===== Given information =====
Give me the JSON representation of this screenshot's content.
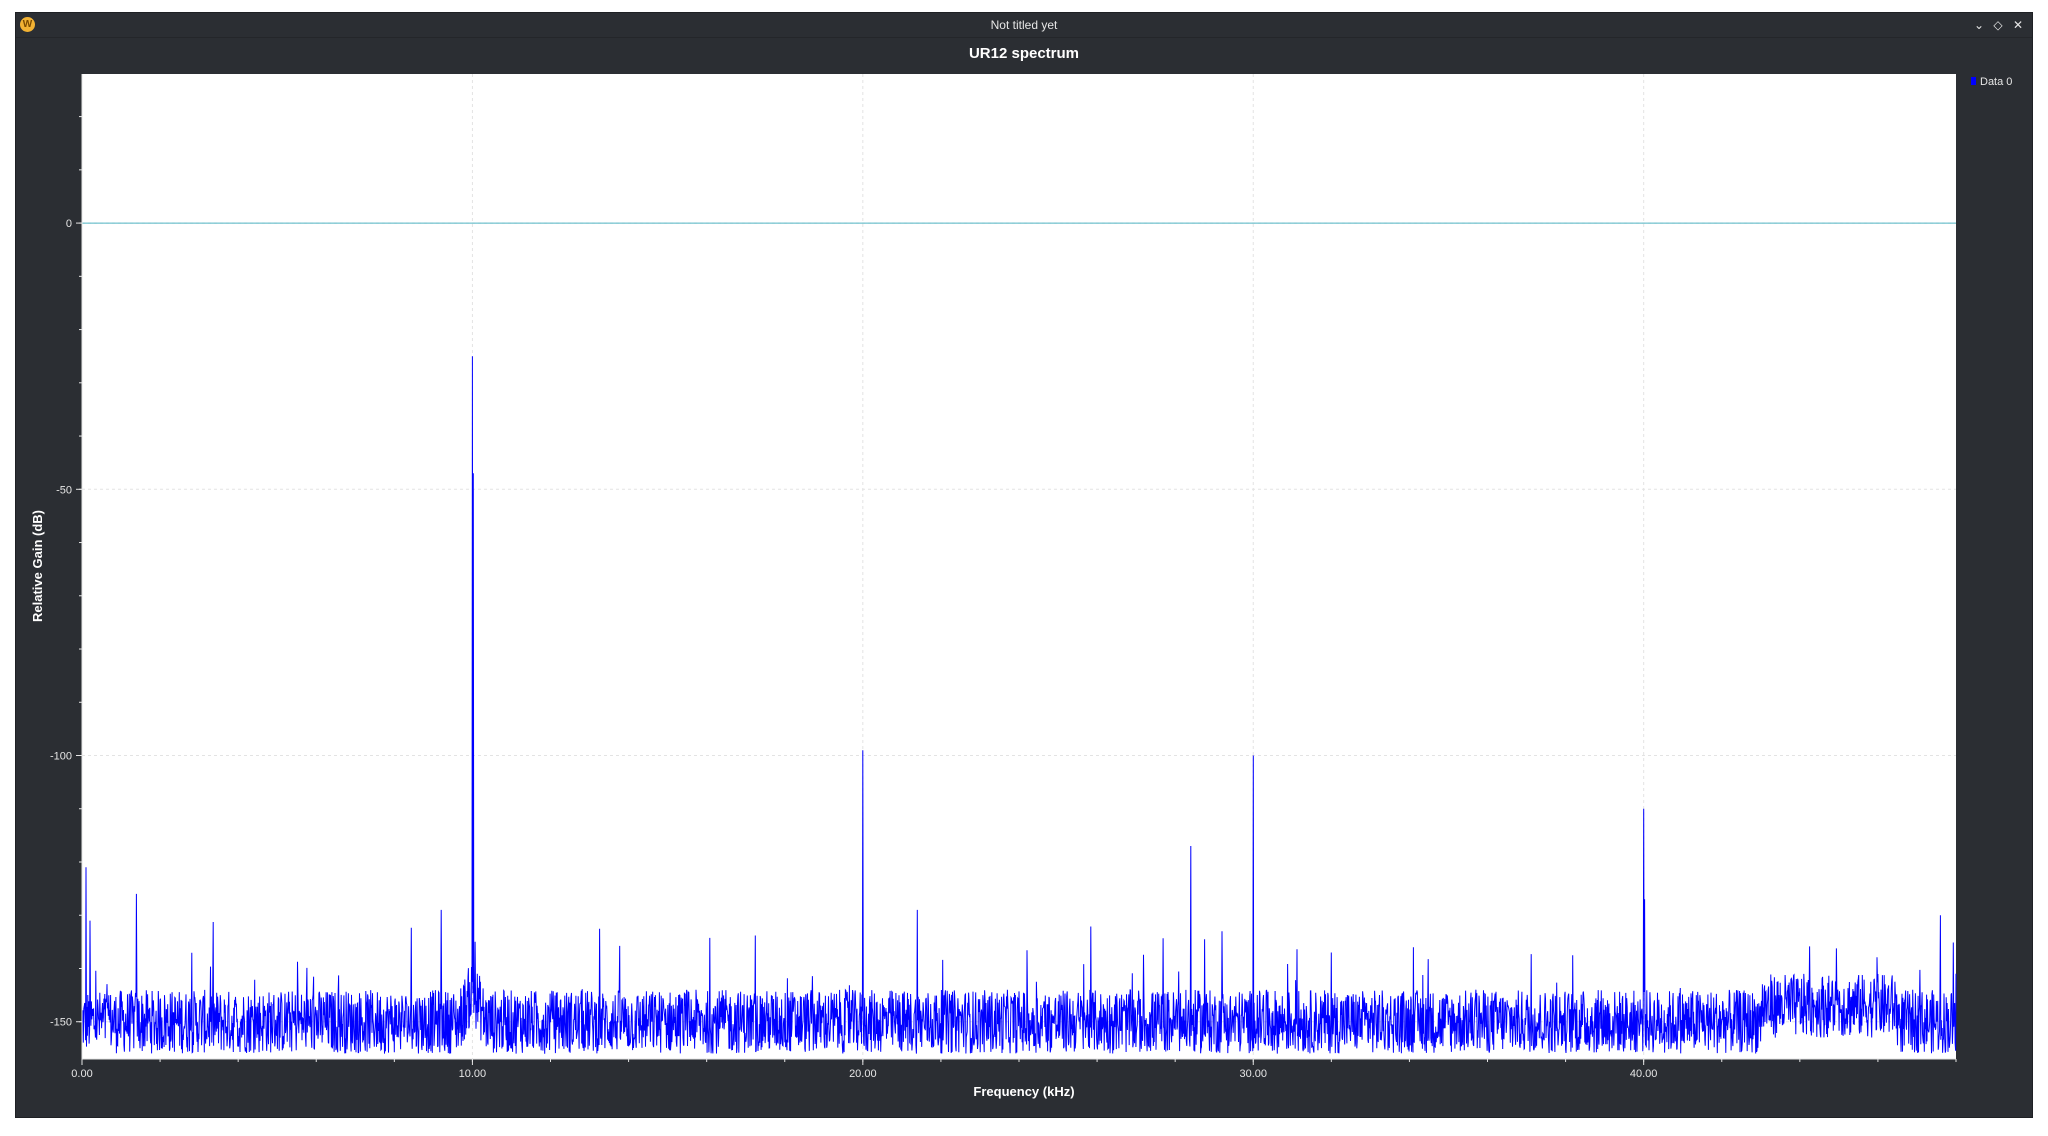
{
  "window": {
    "title": "Not titled yet",
    "icon": "app-logo-icon",
    "controls": [
      "chevron-down-icon",
      "maximize-icon",
      "close-icon"
    ]
  },
  "chart_data": {
    "type": "line",
    "title": "UR12 spectrum",
    "xlabel": "Frequency (kHz)",
    "ylabel": "Relative Gain (dB)",
    "xlim": [
      0,
      48
    ],
    "ylim": [
      -157,
      28
    ],
    "x_ticks": [
      0,
      10,
      20,
      30,
      40
    ],
    "x_tick_labels": [
      "0.00",
      "10.00",
      "20.00",
      "30.00",
      "40.00"
    ],
    "y_ticks": [
      0,
      -50,
      -100,
      -150
    ],
    "y_tick_labels": [
      "0",
      "-50",
      "-100",
      "-150"
    ],
    "grid": true,
    "legend_position": "top-right",
    "reference_line": {
      "y": 0,
      "color": "#4fb3c2"
    },
    "noise_floor": {
      "level": -150,
      "spread": 6
    },
    "series": [
      {
        "name": "Data 0",
        "color": "#0000ff",
        "peaks": [
          {
            "x": 0.1,
            "y": -121
          },
          {
            "x": 0.2,
            "y": -131
          },
          {
            "x": 1.4,
            "y": -126
          },
          {
            "x": 9.2,
            "y": -129
          },
          {
            "x": 10.0,
            "y": -25
          },
          {
            "x": 10.02,
            "y": -47
          },
          {
            "x": 20.0,
            "y": -99
          },
          {
            "x": 21.4,
            "y": -129
          },
          {
            "x": 28.4,
            "y": -117
          },
          {
            "x": 29.2,
            "y": -133
          },
          {
            "x": 30.0,
            "y": -100
          },
          {
            "x": 32.0,
            "y": -137
          },
          {
            "x": 34.1,
            "y": -136
          },
          {
            "x": 40.0,
            "y": -110
          },
          {
            "x": 40.02,
            "y": -127
          },
          {
            "x": 47.6,
            "y": -130
          },
          {
            "x": 48.0,
            "y": -141
          }
        ]
      }
    ]
  }
}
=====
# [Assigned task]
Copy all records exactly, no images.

# [Solution]
Give me the JSON representation of this screenshot's content.
{
  "window": {
    "title": "Not titled yet",
    "icon": "app-logo-icon",
    "controls": [
      "chevron-down-icon",
      "maximize-icon",
      "close-icon"
    ]
  },
  "chart_data": {
    "type": "line",
    "title": "UR12 spectrum",
    "xlabel": "Frequency (kHz)",
    "ylabel": "Relative Gain (dB)",
    "xlim": [
      0,
      48
    ],
    "ylim": [
      -157,
      28
    ],
    "x_ticks": [
      0,
      10,
      20,
      30,
      40
    ],
    "x_tick_labels": [
      "0.00",
      "10.00",
      "20.00",
      "30.00",
      "40.00"
    ],
    "y_ticks": [
      0,
      -50,
      -100,
      -150
    ],
    "y_tick_labels": [
      "0",
      "-50",
      "-100",
      "-150"
    ],
    "grid": true,
    "legend_position": "top-right",
    "reference_line": {
      "y": 0,
      "color": "#4fb3c2"
    },
    "noise_floor": {
      "level": -150,
      "spread": 6
    },
    "series": [
      {
        "name": "Data 0",
        "color": "#0000ff",
        "peaks": [
          {
            "x": 0.1,
            "y": -121
          },
          {
            "x": 0.2,
            "y": -131
          },
          {
            "x": 1.4,
            "y": -126
          },
          {
            "x": 9.2,
            "y": -129
          },
          {
            "x": 10.0,
            "y": -25
          },
          {
            "x": 10.02,
            "y": -47
          },
          {
            "x": 20.0,
            "y": -99
          },
          {
            "x": 21.4,
            "y": -129
          },
          {
            "x": 28.4,
            "y": -117
          },
          {
            "x": 29.2,
            "y": -133
          },
          {
            "x": 30.0,
            "y": -100
          },
          {
            "x": 32.0,
            "y": -137
          },
          {
            "x": 34.1,
            "y": -136
          },
          {
            "x": 40.0,
            "y": -110
          },
          {
            "x": 40.02,
            "y": -127
          },
          {
            "x": 47.6,
            "y": -130
          },
          {
            "x": 48.0,
            "y": -141
          }
        ]
      }
    ]
  }
}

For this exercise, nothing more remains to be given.